**What to do**
Retype all of the data exactly as given.

----

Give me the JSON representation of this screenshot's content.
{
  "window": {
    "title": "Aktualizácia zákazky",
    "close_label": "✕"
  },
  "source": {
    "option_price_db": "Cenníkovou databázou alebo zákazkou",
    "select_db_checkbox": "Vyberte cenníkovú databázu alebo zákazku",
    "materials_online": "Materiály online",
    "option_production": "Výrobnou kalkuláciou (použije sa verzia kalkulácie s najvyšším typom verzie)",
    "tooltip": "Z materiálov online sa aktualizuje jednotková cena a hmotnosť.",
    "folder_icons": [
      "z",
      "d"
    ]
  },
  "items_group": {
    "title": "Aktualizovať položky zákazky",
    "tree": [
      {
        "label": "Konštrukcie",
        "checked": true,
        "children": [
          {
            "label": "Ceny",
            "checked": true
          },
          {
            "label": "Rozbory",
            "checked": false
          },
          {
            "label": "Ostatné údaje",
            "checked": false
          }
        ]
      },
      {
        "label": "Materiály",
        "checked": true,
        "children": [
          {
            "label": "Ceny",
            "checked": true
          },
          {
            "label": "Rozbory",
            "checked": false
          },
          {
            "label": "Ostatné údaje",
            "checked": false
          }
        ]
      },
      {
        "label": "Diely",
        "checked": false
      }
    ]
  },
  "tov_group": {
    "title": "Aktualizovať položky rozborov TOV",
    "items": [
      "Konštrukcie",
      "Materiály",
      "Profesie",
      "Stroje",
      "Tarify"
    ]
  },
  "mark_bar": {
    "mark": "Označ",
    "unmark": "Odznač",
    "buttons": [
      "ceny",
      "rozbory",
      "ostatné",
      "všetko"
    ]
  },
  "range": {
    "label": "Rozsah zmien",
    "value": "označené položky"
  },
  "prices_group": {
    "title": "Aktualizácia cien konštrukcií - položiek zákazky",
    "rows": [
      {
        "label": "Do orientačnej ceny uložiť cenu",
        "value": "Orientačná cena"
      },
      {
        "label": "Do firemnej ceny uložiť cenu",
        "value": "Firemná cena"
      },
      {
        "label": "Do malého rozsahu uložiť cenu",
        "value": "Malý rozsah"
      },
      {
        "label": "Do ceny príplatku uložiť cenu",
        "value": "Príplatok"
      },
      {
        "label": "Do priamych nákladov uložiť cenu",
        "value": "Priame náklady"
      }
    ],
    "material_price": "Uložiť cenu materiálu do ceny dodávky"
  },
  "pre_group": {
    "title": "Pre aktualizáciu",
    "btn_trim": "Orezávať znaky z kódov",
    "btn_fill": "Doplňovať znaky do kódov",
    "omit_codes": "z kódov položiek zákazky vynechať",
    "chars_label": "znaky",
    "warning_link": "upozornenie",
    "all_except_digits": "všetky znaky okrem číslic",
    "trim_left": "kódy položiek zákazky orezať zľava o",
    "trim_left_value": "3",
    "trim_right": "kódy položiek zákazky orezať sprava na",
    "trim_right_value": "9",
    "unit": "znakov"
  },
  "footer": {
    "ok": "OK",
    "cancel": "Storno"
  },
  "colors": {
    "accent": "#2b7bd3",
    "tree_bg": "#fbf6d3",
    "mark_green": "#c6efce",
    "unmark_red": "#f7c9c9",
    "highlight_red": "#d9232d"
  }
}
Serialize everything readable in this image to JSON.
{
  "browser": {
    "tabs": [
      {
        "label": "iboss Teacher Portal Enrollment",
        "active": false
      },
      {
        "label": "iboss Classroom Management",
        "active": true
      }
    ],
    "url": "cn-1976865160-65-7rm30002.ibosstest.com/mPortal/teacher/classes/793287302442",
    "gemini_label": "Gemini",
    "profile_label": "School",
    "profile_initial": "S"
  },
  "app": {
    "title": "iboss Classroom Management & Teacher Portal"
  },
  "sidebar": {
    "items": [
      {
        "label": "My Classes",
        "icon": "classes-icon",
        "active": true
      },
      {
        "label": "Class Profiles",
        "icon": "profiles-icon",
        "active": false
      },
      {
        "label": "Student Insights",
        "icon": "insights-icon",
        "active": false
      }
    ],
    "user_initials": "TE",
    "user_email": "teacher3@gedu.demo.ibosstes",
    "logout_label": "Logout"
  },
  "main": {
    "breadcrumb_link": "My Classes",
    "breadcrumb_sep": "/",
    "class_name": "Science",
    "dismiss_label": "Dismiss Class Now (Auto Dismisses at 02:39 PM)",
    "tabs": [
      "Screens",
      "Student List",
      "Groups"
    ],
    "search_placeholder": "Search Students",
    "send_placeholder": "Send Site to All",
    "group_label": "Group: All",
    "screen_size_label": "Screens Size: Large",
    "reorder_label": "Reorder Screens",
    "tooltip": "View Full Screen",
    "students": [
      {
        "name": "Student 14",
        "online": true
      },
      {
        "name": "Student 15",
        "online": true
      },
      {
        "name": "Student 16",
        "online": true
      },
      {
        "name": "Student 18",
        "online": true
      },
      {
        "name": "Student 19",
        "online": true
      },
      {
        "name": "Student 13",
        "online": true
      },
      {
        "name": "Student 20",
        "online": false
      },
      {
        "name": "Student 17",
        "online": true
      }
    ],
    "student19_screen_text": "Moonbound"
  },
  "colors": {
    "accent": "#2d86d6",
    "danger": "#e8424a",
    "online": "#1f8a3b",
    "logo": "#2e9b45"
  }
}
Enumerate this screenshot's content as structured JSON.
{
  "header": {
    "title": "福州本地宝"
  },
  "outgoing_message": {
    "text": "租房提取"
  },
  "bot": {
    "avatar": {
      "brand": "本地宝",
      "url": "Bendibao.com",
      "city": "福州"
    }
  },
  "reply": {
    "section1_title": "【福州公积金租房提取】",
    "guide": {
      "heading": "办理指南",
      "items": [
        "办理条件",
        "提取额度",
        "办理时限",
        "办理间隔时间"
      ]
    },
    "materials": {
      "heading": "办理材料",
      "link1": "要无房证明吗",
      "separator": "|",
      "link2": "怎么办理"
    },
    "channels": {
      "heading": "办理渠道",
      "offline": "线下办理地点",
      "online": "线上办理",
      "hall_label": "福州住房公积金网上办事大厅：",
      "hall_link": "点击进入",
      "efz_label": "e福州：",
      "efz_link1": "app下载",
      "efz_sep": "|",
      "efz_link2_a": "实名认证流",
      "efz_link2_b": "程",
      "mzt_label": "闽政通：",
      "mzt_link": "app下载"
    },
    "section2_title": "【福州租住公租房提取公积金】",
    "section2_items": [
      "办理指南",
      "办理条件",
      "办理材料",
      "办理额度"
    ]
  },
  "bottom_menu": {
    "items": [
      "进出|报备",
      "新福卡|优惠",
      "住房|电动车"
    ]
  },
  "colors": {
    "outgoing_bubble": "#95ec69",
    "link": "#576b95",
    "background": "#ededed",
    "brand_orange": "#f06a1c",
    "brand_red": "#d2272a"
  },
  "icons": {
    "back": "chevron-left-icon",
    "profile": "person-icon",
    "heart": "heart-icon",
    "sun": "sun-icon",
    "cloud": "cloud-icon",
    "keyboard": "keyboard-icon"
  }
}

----

**Result of this task**
Give me the JSON representation of this screenshot's content.
{
  "window": {
    "title": "Aktualizácia zákazky",
    "close_label": "✕"
  },
  "source": {
    "option_price_db": "Cenníkovou databázou alebo zákazkou",
    "select_db_checkbox": "Vyberte cenníkovú databázu alebo zákazku",
    "materials_online": "Materiály online",
    "option_production": "Výrobnou kalkuláciou (použije sa verzia kalkulácie s najvyšším typom verzie)",
    "tooltip": "Z materiálov online sa aktualizuje jednotková cena a hmotnosť.",
    "folder_icons": [
      "z",
      "d"
    ]
  },
  "items_group": {
    "title": "Aktualizovať položky zákazky",
    "tree": [
      {
        "label": "Konštrukcie",
        "checked": true,
        "children": [
          {
            "label": "Ceny",
            "checked": true
          },
          {
            "label": "Rozbory",
            "checked": false
          },
          {
            "label": "Ostatné údaje",
            "checked": false
          }
        ]
      },
      {
        "label": "Materiály",
        "checked": true,
        "children": [
          {
            "label": "Ceny",
            "checked": true
          },
          {
            "label": "Rozbory",
            "checked": false
          },
          {
            "label": "Ostatné údaje",
            "checked": false
          }
        ]
      },
      {
        "label": "Diely",
        "checked": false
      }
    ]
  },
  "tov_group": {
    "title": "Aktualizovať položky rozborov TOV",
    "items": [
      "Konštrukcie",
      "Materiály",
      "Profesie",
      "Stroje",
      "Tarify"
    ]
  },
  "mark_bar": {
    "mark": "Označ",
    "unmark": "Odznač",
    "buttons": [
      "ceny",
      "rozbory",
      "ostatné",
      "všetko"
    ]
  },
  "range": {
    "label": "Rozsah zmien",
    "value": "označené položky"
  },
  "prices_group": {
    "title": "Aktualizácia cien konštrukcií - položiek zákazky",
    "rows": [
      {
        "label": "Do orientačnej ceny uložiť cenu",
        "value": "Orientačná cena"
      },
      {
        "label": "Do firemnej ceny uložiť cenu",
        "value": "Firemná cena"
      },
      {
        "label": "Do malého rozsahu uložiť cenu",
        "value": "Malý rozsah"
      },
      {
        "label": "Do ceny príplatku uložiť cenu",
        "value": "Príplatok"
      },
      {
        "label": "Do priamych nákladov uložiť cenu",
        "value": "Priame náklady"
      }
    ],
    "material_price": "Uložiť cenu materiálu do ceny dodávky"
  },
  "pre_group": {
    "title": "Pre aktualizáciu",
    "btn_trim": "Orezávať znaky z kódov",
    "btn_fill": "Doplňovať znaky do kódov",
    "omit_codes": "z kódov položiek zákazky vynechať",
    "chars_label": "znaky",
    "warning_link": "upozornenie",
    "all_except_digits": "všetky znaky okrem číslic",
    "trim_left": "kódy položiek zákazky orezať zľava o",
    "trim_left_value": "3",
    "trim_right": "kódy položiek zákazky orezať sprava na",
    "trim_right_value": "9",
    "unit": "znakov"
  },
  "footer": {
    "ok": "OK",
    "cancel": "Storno"
  },
  "colors": {
    "accent": "#2b7bd3",
    "tree_bg": "#fbf6d3",
    "mark_green": "#c6efce",
    "unmark_red": "#f7c9c9",
    "highlight_red": "#d9232d"
  }
}
Serialize everything readable in this image to JSON.
{
  "browser": {
    "tabs": [
      {
        "label": "iboss Teacher Portal Enrollment",
        "active": false
      },
      {
        "label": "iboss Classroom Management",
        "active": true
      }
    ],
    "url": "cn-1976865160-65-7rm30002.ibosstest.com/mPortal/teacher/classes/793287302442",
    "gemini_label": "Gemini",
    "profile_label": "School",
    "profile_initial": "S"
  },
  "app": {
    "title": "iboss Classroom Management & Teacher Portal"
  },
  "sidebar": {
    "items": [
      {
        "label": "My Classes",
        "icon": "classes-icon",
        "active": true
      },
      {
        "label": "Class Profiles",
        "icon": "profiles-icon",
        "active": false
      },
      {
        "label": "Student Insights",
        "icon": "insights-icon",
        "active": false
      }
    ],
    "user_initials": "TE",
    "user_email": "teacher3@gedu.demo.ibosstes",
    "logout_label": "Logout"
  },
  "main": {
    "breadcrumb_link": "My Classes",
    "breadcrumb_sep": "/",
    "class_name": "Science",
    "dismiss_label": "Dismiss Class Now (Auto Dismisses at 02:39 PM)",
    "tabs": [
      "Screens",
      "Student List",
      "Groups"
    ],
    "search_placeholder": "Search Students",
    "send_placeholder": "Send Site to All",
    "group_label": "Group: All",
    "screen_size_label": "Screens Size: Large",
    "reorder_label": "Reorder Screens",
    "tooltip": "View Full Screen",
    "students": [
      {
        "name": "Student 14",
        "online": true
      },
      {
        "name": "Student 15",
        "online": true
      },
      {
        "name": "Student 16",
        "online": true
      },
      {
        "name": "Student 18",
        "online": true
      },
      {
        "name": "Student 19",
        "online": true
      },
      {
        "name": "Student 13",
        "online": true
      },
      {
        "name": "Student 20",
        "online": false
      },
      {
        "name": "Student 17",
        "online": true
      }
    ],
    "student19_screen_text": "Moonbound"
  },
  "colors": {
    "accent": "#2d86d6",
    "danger": "#e8424a",
    "online": "#1f8a3b",
    "logo": "#2e9b45"
  }
}
Enumerate this screenshot's content as structured JSON.
{
  "header": {
    "title": "福州本地宝"
  },
  "outgoing_message": {
    "text": "租房提取"
  },
  "bot": {
    "avatar": {
      "brand": "本地宝",
      "url": "Bendibao.com",
      "city": "福州"
    }
  },
  "reply": {
    "section1_title": "【福州公积金租房提取】",
    "guide": {
      "heading": "办理指南",
      "items": [
        "办理条件",
        "提取额度",
        "办理时限",
        "办理间隔时间"
      ]
    },
    "materials": {
      "heading": "办理材料",
      "link1": "要无房证明吗",
      "separator": "|",
      "link2": "怎么办理"
    },
    "channels": {
      "heading": "办理渠道",
      "offline": "线下办理地点",
      "online": "线上办理",
      "hall_label": "福州住房公积金网上办事大厅：",
      "hall_link": "点击进入",
      "efz_label": "e福州：",
      "efz_link1": "app下载",
      "efz_sep": "|",
      "efz_link2_a": "实名认证流",
      "efz_link2_b": "程",
      "mzt_label": "闽政通：",
      "mzt_link": "app下载"
    },
    "section2_title": "【福州租住公租房提取公积金】",
    "section2_items": [
      "办理指南",
      "办理条件",
      "办理材料",
      "办理额度"
    ]
  },
  "bottom_menu": {
    "items": [
      "进出|报备",
      "新福卡|优惠",
      "住房|电动车"
    ]
  },
  "colors": {
    "outgoing_bubble": "#95ec69",
    "link": "#576b95",
    "background": "#ededed",
    "brand_orange": "#f06a1c",
    "brand_red": "#d2272a"
  },
  "icons": {
    "back": "chevron-left-icon",
    "profile": "person-icon",
    "heart": "heart-icon",
    "sun": "sun-icon",
    "cloud": "cloud-icon",
    "keyboard": "keyboard-icon"
  }
}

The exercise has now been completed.